• **Problem to solve**
Please retype the entries exactly as they stand, leaving out any pictures.

• **Information provided**

##########

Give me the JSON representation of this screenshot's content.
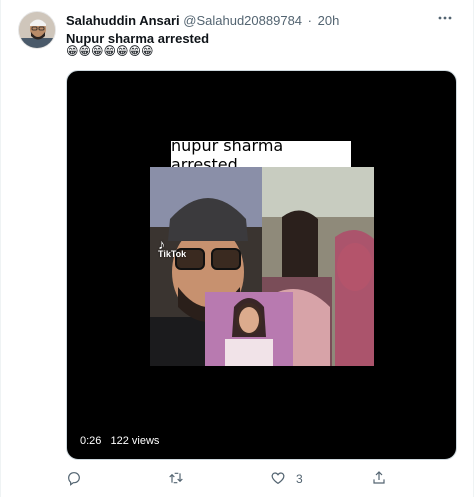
{
  "tweet": {
    "display_name": "Salahuddin Ansari",
    "handle": "@Salahud20889784",
    "separator": "·",
    "time": "20h",
    "text": "Nupur sharma arrested",
    "emojis": "😁😁😁😁😁😁😁",
    "more_icon": "more-horizontal-icon"
  },
  "media": {
    "caption": "nupur sharma arrested",
    "watermark": "TikTok",
    "duration": "0:26",
    "views": "122 views"
  },
  "actions": {
    "reply": {
      "icon": "reply-icon",
      "count": ""
    },
    "retweet": {
      "icon": "retweet-icon",
      "count": ""
    },
    "like": {
      "icon": "heart-icon",
      "count": "3"
    },
    "share": {
      "icon": "share-icon",
      "count": ""
    }
  },
  "colors": {
    "text_primary": "#0f1419",
    "text_secondary": "#536471",
    "media_bg": "#000000",
    "border": "#cfd9de"
  }
}
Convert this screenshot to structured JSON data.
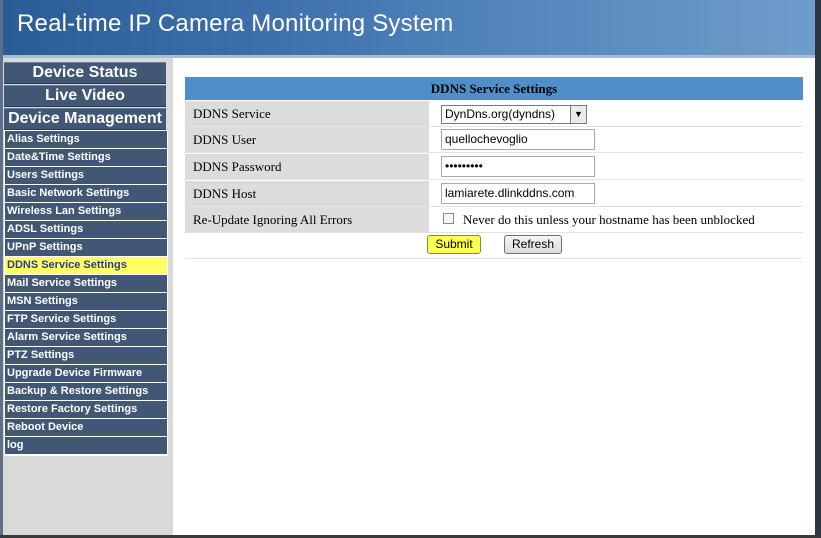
{
  "header": {
    "title": "Real-time IP Camera Monitoring System"
  },
  "top_nav": [
    {
      "label": "Device Status"
    },
    {
      "label": "Live Video"
    },
    {
      "label": "Device Management"
    }
  ],
  "menu": [
    {
      "label": "Alias Settings"
    },
    {
      "label": "Date&Time Settings"
    },
    {
      "label": "Users Settings"
    },
    {
      "label": "Basic Network Settings"
    },
    {
      "label": "Wireless Lan Settings"
    },
    {
      "label": "ADSL Settings"
    },
    {
      "label": "UPnP Settings"
    },
    {
      "label": "DDNS Service Settings"
    },
    {
      "label": "Mail Service Settings"
    },
    {
      "label": "MSN Settings"
    },
    {
      "label": "FTP Service Settings"
    },
    {
      "label": "Alarm Service Settings"
    },
    {
      "label": "PTZ Settings"
    },
    {
      "label": "Upgrade Device Firmware"
    },
    {
      "label": "Backup & Restore Settings"
    },
    {
      "label": "Restore Factory Settings"
    },
    {
      "label": "Reboot Device"
    },
    {
      "label": "log"
    }
  ],
  "active_menu_item": "DDNS Service Settings",
  "form": {
    "title": "DDNS Service Settings",
    "service_label": "DDNS Service",
    "service_value": "DynDns.org(dyndns)",
    "user_label": "DDNS User",
    "user_value": "quellochevoglio",
    "password_label": "DDNS Password",
    "password_value": "•••••••••",
    "host_label": "DDNS Host",
    "host_value": "lamiarete.dlinkddns.com",
    "reupdate_label": "Re-Update Ignoring All Errors",
    "reupdate_checked": false,
    "reupdate_note": "Never do this unless your hostname has been unblocked",
    "submit_label": "Submit",
    "refresh_label": "Refresh"
  },
  "colors": {
    "header_start": "#2a5c96",
    "header_end": "#6f9dcb",
    "nav_bg": "#425775",
    "active_highlight": "#ffff66",
    "panel_header": "#4f8ec8"
  }
}
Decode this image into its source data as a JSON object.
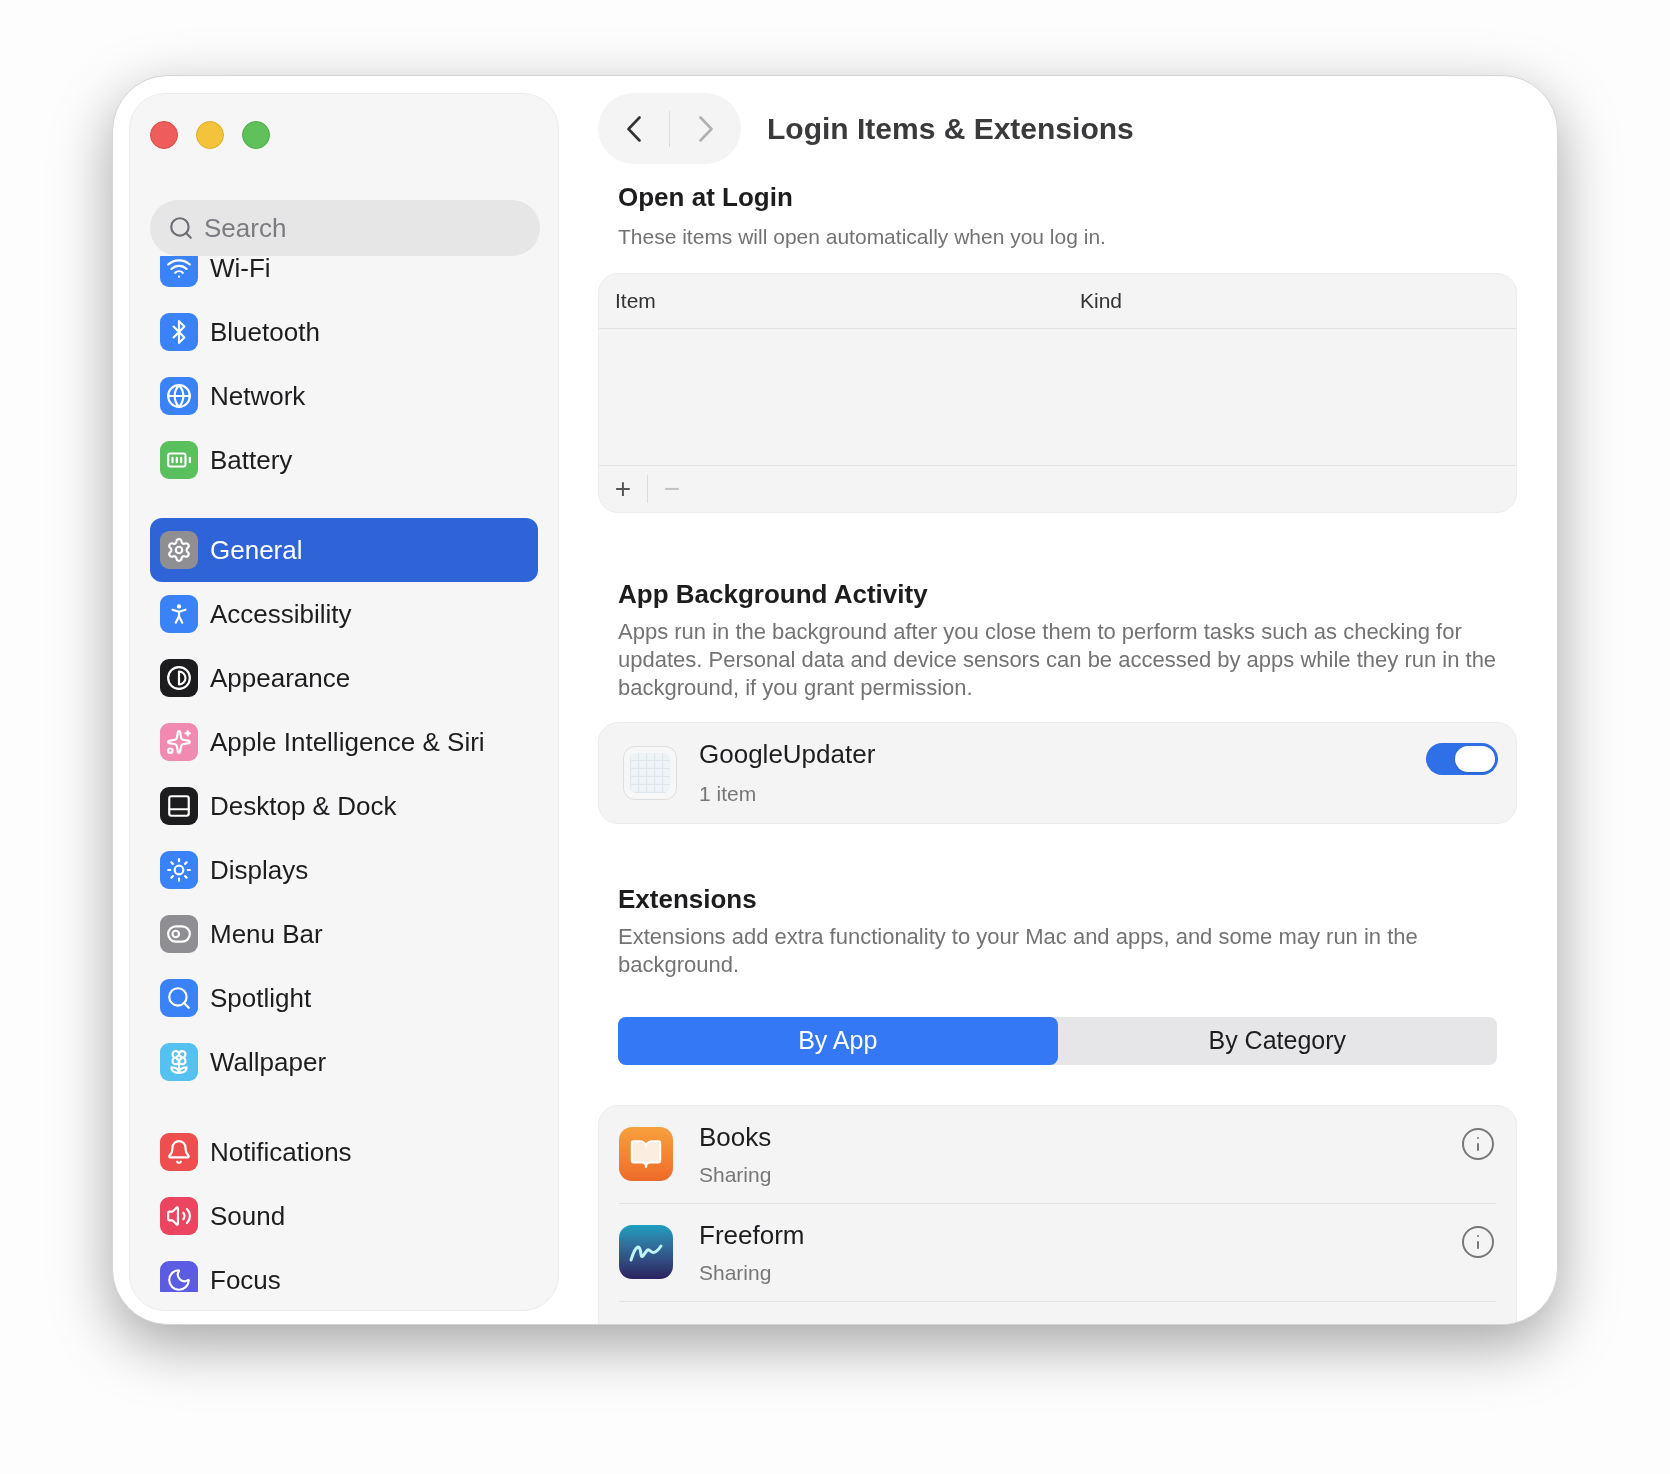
{
  "window": {
    "title": "Login Items & Extensions"
  },
  "sidebar": {
    "search": {
      "placeholder": "Search"
    },
    "groups": [
      {
        "items": [
          {
            "label": "Wi-Fi",
            "selected": false
          },
          {
            "label": "Bluetooth",
            "selected": false
          },
          {
            "label": "Network",
            "selected": false
          },
          {
            "label": "Battery",
            "selected": false
          }
        ]
      },
      {
        "items": [
          {
            "label": "General",
            "selected": true
          },
          {
            "label": "Accessibility",
            "selected": false
          },
          {
            "label": "Appearance",
            "selected": false
          },
          {
            "label": "Apple Intelligence & Siri",
            "selected": false
          },
          {
            "label": "Desktop & Dock",
            "selected": false
          },
          {
            "label": "Displays",
            "selected": false
          },
          {
            "label": "Menu Bar",
            "selected": false
          },
          {
            "label": "Spotlight",
            "selected": false
          },
          {
            "label": "Wallpaper",
            "selected": false
          }
        ]
      },
      {
        "items": [
          {
            "label": "Notifications",
            "selected": false
          },
          {
            "label": "Sound",
            "selected": false
          },
          {
            "label": "Focus",
            "selected": false
          }
        ]
      }
    ]
  },
  "open_at_login": {
    "title": "Open at Login",
    "description": "These items will open automatically when you log in.",
    "table": {
      "columns": [
        "Item",
        "Kind"
      ]
    },
    "buttons": [
      {
        "label": "+",
        "disabled": false
      },
      {
        "label": "−",
        "disabled": true
      }
    ]
  },
  "background_activity": {
    "title": "App Background Activity",
    "description": "Apps run in the background after you close them to perform tasks such as checking for updates. Personal data and device sensors can be accessed by apps while they run in the background, if you grant permission.",
    "items": [
      {
        "name": "GoogleUpdater",
        "detail": "1 item",
        "on": true
      }
    ]
  },
  "extensions": {
    "title": "Extensions",
    "description": "Extensions add extra functionality to your Mac and apps, and some may run in the background.",
    "segments": [
      {
        "label": "By App",
        "selected": true
      },
      {
        "label": "By Category",
        "selected": false
      }
    ],
    "apps": [
      {
        "name": "Books",
        "detail": "Sharing"
      },
      {
        "name": "Freeform",
        "detail": "Sharing"
      }
    ]
  }
}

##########

• **Response area**
Give me the JSON representation of this screenshot's content.
{
  "tweet": {
    "display_name": "Salahuddin Ansari",
    "handle": "@Salahud20889784",
    "separator": "·",
    "time": "20h",
    "text": "Nupur sharma arrested",
    "emojis": "😁😁😁😁😁😁😁",
    "more_icon": "more-horizontal-icon"
  },
  "media": {
    "caption": "nupur sharma arrested",
    "watermark": "TikTok",
    "duration": "0:26",
    "views": "122 views"
  },
  "actions": {
    "reply": {
      "icon": "reply-icon",
      "count": ""
    },
    "retweet": {
      "icon": "retweet-icon",
      "count": ""
    },
    "like": {
      "icon": "heart-icon",
      "count": "3"
    },
    "share": {
      "icon": "share-icon",
      "count": ""
    }
  },
  "colors": {
    "text_primary": "#0f1419",
    "text_secondary": "#536471",
    "media_bg": "#000000",
    "border": "#cfd9de"
  }
}
Convert this screenshot to structured JSON data.
{
  "header": {
    "title": "Real-time IP Camera Monitoring System"
  },
  "top_nav": [
    {
      "label": "Device Status"
    },
    {
      "label": "Live Video"
    },
    {
      "label": "Device Management"
    }
  ],
  "menu": [
    {
      "label": "Alias Settings"
    },
    {
      "label": "Date&Time Settings"
    },
    {
      "label": "Users Settings"
    },
    {
      "label": "Basic Network Settings"
    },
    {
      "label": "Wireless Lan Settings"
    },
    {
      "label": "ADSL Settings"
    },
    {
      "label": "UPnP Settings"
    },
    {
      "label": "DDNS Service Settings"
    },
    {
      "label": "Mail Service Settings"
    },
    {
      "label": "MSN Settings"
    },
    {
      "label": "FTP Service Settings"
    },
    {
      "label": "Alarm Service Settings"
    },
    {
      "label": "PTZ Settings"
    },
    {
      "label": "Upgrade Device Firmware"
    },
    {
      "label": "Backup & Restore Settings"
    },
    {
      "label": "Restore Factory Settings"
    },
    {
      "label": "Reboot Device"
    },
    {
      "label": "log"
    }
  ],
  "active_menu_item": "DDNS Service Settings",
  "form": {
    "title": "DDNS Service Settings",
    "service_label": "DDNS Service",
    "service_value": "DynDns.org(dyndns)",
    "user_label": "DDNS User",
    "user_value": "quellochevoglio",
    "password_label": "DDNS Password",
    "password_value": "•••••••••",
    "host_label": "DDNS Host",
    "host_value": "lamiarete.dlinkddns.com",
    "reupdate_label": "Re-Update Ignoring All Errors",
    "reupdate_checked": false,
    "reupdate_note": "Never do this unless your hostname has been unblocked",
    "submit_label": "Submit",
    "refresh_label": "Refresh"
  },
  "colors": {
    "header_start": "#2a5c96",
    "header_end": "#6f9dcb",
    "nav_bg": "#425775",
    "active_highlight": "#ffff66",
    "panel_header": "#4f8ec8"
  }
}
Decode this image into its source data as a JSON object.
{
  "window": {
    "title": "Login Items & Extensions"
  },
  "sidebar": {
    "search": {
      "placeholder": "Search"
    },
    "groups": [
      {
        "items": [
          {
            "label": "Wi-Fi",
            "selected": false
          },
          {
            "label": "Bluetooth",
            "selected": false
          },
          {
            "label": "Network",
            "selected": false
          },
          {
            "label": "Battery",
            "selected": false
          }
        ]
      },
      {
        "items": [
          {
            "label": "General",
            "selected": true
          },
          {
            "label": "Accessibility",
            "selected": false
          },
          {
            "label": "Appearance",
            "selected": false
          },
          {
            "label": "Apple Intelligence & Siri",
            "selected": false
          },
          {
            "label": "Desktop & Dock",
            "selected": false
          },
          {
            "label": "Displays",
            "selected": false
          },
          {
            "label": "Menu Bar",
            "selected": false
          },
          {
            "label": "Spotlight",
            "selected": false
          },
          {
            "label": "Wallpaper",
            "selected": false
          }
        ]
      },
      {
        "items": [
          {
            "label": "Notifications",
            "selected": false
          },
          {
            "label": "Sound",
            "selected": false
          },
          {
            "label": "Focus",
            "selected": false
          }
        ]
      }
    ]
  },
  "open_at_login": {
    "title": "Open at Login",
    "description": "These items will open automatically when you log in.",
    "table": {
      "columns": [
        "Item",
        "Kind"
      ]
    },
    "buttons": [
      {
        "label": "+",
        "disabled": false
      },
      {
        "label": "−",
        "disabled": true
      }
    ]
  },
  "background_activity": {
    "title": "App Background Activity",
    "description": "Apps run in the background after you close them to perform tasks such as checking for updates. Personal data and device sensors can be accessed by apps while they run in the background, if you grant permission.",
    "items": [
      {
        "name": "GoogleUpdater",
        "detail": "1 item",
        "on": true
      }
    ]
  },
  "extensions": {
    "title": "Extensions",
    "description": "Extensions add extra functionality to your Mac and apps, and some may run in the background.",
    "segments": [
      {
        "label": "By App",
        "selected": true
      },
      {
        "label": "By Category",
        "selected": false
      }
    ],
    "apps": [
      {
        "name": "Books",
        "detail": "Sharing"
      },
      {
        "name": "Freeform",
        "detail": "Sharing"
      }
    ]
  }
}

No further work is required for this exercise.